Entries from a dataset of interfaces
--
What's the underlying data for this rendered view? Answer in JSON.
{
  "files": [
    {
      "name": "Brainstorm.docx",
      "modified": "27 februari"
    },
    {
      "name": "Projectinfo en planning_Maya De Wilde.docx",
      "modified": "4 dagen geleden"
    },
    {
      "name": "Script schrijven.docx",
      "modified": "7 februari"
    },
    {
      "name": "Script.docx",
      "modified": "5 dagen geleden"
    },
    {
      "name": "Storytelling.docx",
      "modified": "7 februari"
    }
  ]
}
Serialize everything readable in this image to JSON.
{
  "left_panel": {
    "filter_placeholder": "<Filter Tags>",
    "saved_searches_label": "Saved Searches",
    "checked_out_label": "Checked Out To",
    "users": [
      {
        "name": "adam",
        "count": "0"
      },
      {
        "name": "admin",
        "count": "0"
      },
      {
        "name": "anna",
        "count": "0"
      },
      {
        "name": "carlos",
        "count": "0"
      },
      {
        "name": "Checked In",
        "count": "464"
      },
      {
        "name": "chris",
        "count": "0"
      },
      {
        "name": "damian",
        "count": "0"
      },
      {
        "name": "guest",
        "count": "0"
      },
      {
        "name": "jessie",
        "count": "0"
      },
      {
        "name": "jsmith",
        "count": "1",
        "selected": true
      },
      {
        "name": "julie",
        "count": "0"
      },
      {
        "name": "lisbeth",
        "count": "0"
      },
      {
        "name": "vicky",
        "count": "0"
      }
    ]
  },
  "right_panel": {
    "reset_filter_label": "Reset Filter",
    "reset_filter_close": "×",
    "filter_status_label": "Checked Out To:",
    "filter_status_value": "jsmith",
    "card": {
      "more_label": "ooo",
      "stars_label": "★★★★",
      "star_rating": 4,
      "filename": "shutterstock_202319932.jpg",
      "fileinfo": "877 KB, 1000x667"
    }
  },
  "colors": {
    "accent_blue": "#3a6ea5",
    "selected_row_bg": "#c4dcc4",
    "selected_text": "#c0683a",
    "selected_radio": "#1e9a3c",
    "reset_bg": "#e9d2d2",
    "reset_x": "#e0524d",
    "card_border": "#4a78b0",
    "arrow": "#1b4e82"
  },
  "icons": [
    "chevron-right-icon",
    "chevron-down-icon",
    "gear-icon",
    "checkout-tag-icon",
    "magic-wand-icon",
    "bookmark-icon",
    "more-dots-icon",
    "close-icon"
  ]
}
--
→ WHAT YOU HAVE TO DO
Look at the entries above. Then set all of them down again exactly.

→ EXERCISE ANSWER
What's the underlying data for this rendered view? Answer in JSON.
{
  "files": [
    {
      "name": "Brainstorm.docx",
      "modified": "27 februari"
    },
    {
      "name": "Projectinfo en planning_Maya De Wilde.docx",
      "modified": "4 dagen geleden"
    },
    {
      "name": "Script schrijven.docx",
      "modified": "7 februari"
    },
    {
      "name": "Script.docx",
      "modified": "5 dagen geleden"
    },
    {
      "name": "Storytelling.docx",
      "modified": "7 februari"
    }
  ]
}
Serialize everything readable in this image to JSON.
{
  "left_panel": {
    "filter_placeholder": "<Filter Tags>",
    "saved_searches_label": "Saved Searches",
    "checked_out_label": "Checked Out To",
    "users": [
      {
        "name": "adam",
        "count": "0"
      },
      {
        "name": "admin",
        "count": "0"
      },
      {
        "name": "anna",
        "count": "0"
      },
      {
        "name": "carlos",
        "count": "0"
      },
      {
        "name": "Checked In",
        "count": "464"
      },
      {
        "name": "chris",
        "count": "0"
      },
      {
        "name": "damian",
        "count": "0"
      },
      {
        "name": "guest",
        "count": "0"
      },
      {
        "name": "jessie",
        "count": "0"
      },
      {
        "name": "jsmith",
        "count": "1",
        "selected": true
      },
      {
        "name": "julie",
        "count": "0"
      },
      {
        "name": "lisbeth",
        "count": "0"
      },
      {
        "name": "vicky",
        "count": "0"
      }
    ]
  },
  "right_panel": {
    "reset_filter_label": "Reset Filter",
    "reset_filter_close": "×",
    "filter_status_label": "Checked Out To:",
    "filter_status_value": "jsmith",
    "card": {
      "more_label": "ooo",
      "stars_label": "★★★★",
      "star_rating": 4,
      "filename": "shutterstock_202319932.jpg",
      "fileinfo": "877 KB, 1000x667"
    }
  },
  "colors": {
    "accent_blue": "#3a6ea5",
    "selected_row_bg": "#c4dcc4",
    "selected_text": "#c0683a",
    "selected_radio": "#1e9a3c",
    "reset_bg": "#e9d2d2",
    "reset_x": "#e0524d",
    "card_border": "#4a78b0",
    "arrow": "#1b4e82"
  },
  "icons": [
    "chevron-right-icon",
    "chevron-down-icon",
    "gear-icon",
    "checkout-tag-icon",
    "magic-wand-icon",
    "bookmark-icon",
    "more-dots-icon",
    "close-icon"
  ]
}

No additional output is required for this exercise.